Anne is also a writer. She writes a blog regularly as part of her leadership role dedicated to world peace. She wrote a blog this year musing about a phrase I use a lot when teaching throwing. The phrase is “catching center”. Anne shares how “catching center” describes her contemplative life. It is a great read. [The link to her blog is at the bottom of this blog.]
One aspect of our SFA program is we connect about every 6-8 weeks for a year, engaging in one on one discussions and questions. Anne and I connect easily. We discuss topics like pots, process and clay. We entertain the “what ifs” when looking at her work together. We also connect easily discussing things of the spirit, and I consider her a kindred spirit. Because she is “contemplative” [her word] she sees God in everything. When I asked her why she choose clay as her medium she said,
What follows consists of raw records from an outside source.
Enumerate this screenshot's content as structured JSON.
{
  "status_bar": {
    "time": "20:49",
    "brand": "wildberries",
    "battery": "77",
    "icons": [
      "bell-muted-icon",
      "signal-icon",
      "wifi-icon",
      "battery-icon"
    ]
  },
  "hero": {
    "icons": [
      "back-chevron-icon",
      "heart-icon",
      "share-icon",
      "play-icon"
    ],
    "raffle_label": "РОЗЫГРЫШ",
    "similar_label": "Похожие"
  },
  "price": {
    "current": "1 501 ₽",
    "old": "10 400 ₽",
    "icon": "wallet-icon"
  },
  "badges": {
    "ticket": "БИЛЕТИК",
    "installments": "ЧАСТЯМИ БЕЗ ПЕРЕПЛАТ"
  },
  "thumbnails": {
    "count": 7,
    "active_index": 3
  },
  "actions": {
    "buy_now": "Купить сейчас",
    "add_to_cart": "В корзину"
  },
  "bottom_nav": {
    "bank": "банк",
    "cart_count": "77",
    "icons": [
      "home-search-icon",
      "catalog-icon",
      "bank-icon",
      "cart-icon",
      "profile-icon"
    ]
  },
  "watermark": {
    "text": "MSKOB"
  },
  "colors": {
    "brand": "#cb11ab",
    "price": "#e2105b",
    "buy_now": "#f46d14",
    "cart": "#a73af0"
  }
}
“I think God gave me clay. Seriously. It is a medium that is, in itself, non-verbal, heart centered, and physical in a way that engages your whole body, mind and spirit. It is the most contemplative thing I know. It is an answer to my deepest questions about who I am, why I am in the world, and what the world is asking of me. The language of clay is a spiritual language to me. So centering clay can be a spiritual practice. Wedging clay can be a preparatory practice. Exploring the shape and form of clay is an exploration of what brings me joy. And joy is the first sign of God.”
Floral Mugs by Anne Lythgoe
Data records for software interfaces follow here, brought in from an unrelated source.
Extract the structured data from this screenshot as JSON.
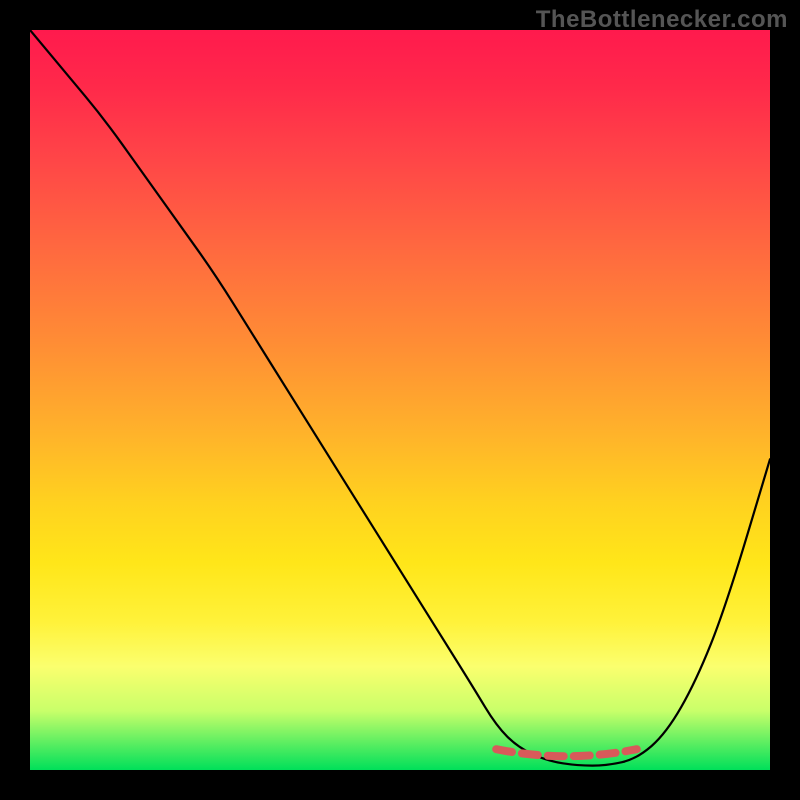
{
  "watermark": "TheBottlenecker.com",
  "colors": {
    "frame_bg": "#000000",
    "gradient_top": "#ff1a4d",
    "gradient_bottom": "#00e05a",
    "curve_stroke": "#000000",
    "valley_marker": "#d85a5a",
    "watermark_text": "#555555"
  },
  "chart_data": {
    "type": "line",
    "title": "",
    "xlabel": "",
    "ylabel": "",
    "xlim": [
      0,
      100
    ],
    "ylim": [
      0,
      100
    ],
    "grid": false,
    "legend": false,
    "series": [
      {
        "name": "bottleneck_curve",
        "x": [
          0,
          5,
          10,
          15,
          20,
          25,
          30,
          35,
          40,
          45,
          50,
          55,
          60,
          63,
          66,
          70,
          74,
          78,
          82,
          86,
          90,
          94,
          100
        ],
        "y": [
          100,
          94,
          88,
          81,
          74,
          67,
          59,
          51,
          43,
          35,
          27,
          19,
          11,
          6,
          3,
          1.2,
          0.6,
          0.6,
          1.5,
          5,
          12,
          22,
          42
        ]
      }
    ],
    "annotations": [
      {
        "name": "optimal_region_marker",
        "kind": "segment_dashed",
        "x_range": [
          63,
          82
        ],
        "y_approx": 2,
        "color": "#d85a5a"
      }
    ],
    "notes": "Axes have no visible tick labels; values are estimated on a 0–100 normalized scale from gradient position and curve geometry. y=100 is top (red), y=0 is bottom (green)."
  }
}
Pitcher by Anne Lythgoe
I think I can safely say that everything in Anne’s life is connected, integrated. Anne lives and works in her yellow house in what looks like a quiet neighborhood in Columbus. When I asked her about Yellow House ClayWorks, she said,
“Yellow House ClayWorks is an expression of the ministry of the Dominican Sisters to preach a word of peace to the world.”
Anne’s yellow house in Ohio
Anne balances her life of service and her life of clay with a cohesive sense of purpose to both.
“I think my professional life has forced me to make the most of my creative process time. Studio time is more intense for that reason. But my work in peace-building, as a Dominican Sister of Peace is, on a deeper level, something that informs my work. I hope my work invites quiet, invites thought and reflection, offers a moment of stillness and invites sharing.” Anne said.
Bowl by Anne Lythgoe
Anne says she creates pots to “hold art in your hand”. I just love this phrase, it speaks of the tangible nature of functional art, the connection we can have with art and our daily life. Anne’s art not only fits your hand, it also fits your life. Her art celebrates everyday life, food, sharing and connection. Using her pottery can bring the “sacred” to your everyday life and isn’t that what we all really want? Anne Lythgoe is a potter of purpose and I am honored to work with her and call her a friend.
To contact Anne Lythgoe: firstname.lastname@example.org
Here are links to Anne Lythgoe’s blog and a wonderful narrative video.
Link to Anne’s Blog: Catching Center
Link to Anne’s video on Contemplation and Clay: Sr. Anne Lythgoe, OP: Pottery & Contemplation